### Task to complete
Note every line in the entries that contains the string "JSON", and copy it.

### Material to process

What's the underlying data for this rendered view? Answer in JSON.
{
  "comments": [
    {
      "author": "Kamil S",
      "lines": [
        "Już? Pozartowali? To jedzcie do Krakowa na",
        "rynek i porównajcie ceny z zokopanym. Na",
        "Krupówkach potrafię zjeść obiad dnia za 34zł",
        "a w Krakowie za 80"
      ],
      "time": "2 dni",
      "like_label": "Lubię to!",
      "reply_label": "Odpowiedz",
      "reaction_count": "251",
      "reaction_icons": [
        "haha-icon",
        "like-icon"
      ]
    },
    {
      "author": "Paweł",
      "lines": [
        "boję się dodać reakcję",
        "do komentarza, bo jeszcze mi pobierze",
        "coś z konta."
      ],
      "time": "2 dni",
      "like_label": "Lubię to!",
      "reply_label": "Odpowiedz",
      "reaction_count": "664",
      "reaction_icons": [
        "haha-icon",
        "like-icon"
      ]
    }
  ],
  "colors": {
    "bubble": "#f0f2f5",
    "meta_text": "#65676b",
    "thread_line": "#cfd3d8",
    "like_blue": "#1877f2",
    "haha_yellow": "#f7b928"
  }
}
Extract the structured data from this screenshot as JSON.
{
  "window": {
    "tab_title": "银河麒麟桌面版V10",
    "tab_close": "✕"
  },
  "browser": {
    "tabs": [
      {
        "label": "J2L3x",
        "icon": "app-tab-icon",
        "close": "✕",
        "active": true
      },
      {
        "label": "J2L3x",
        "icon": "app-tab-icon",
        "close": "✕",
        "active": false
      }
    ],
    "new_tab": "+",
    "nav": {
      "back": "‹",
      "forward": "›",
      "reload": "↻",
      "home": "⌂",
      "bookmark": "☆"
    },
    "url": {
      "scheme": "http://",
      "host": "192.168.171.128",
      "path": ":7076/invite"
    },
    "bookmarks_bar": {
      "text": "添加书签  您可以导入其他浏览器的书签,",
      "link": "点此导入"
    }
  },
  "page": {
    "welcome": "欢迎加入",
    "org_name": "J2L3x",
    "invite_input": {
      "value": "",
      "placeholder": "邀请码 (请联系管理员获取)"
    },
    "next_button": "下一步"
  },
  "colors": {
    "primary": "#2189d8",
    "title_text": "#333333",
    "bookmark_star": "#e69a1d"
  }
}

### Written solution
What's the underlying data for this rendered view? Answer in JSON.
Extract the structured data from this screenshot as JSON.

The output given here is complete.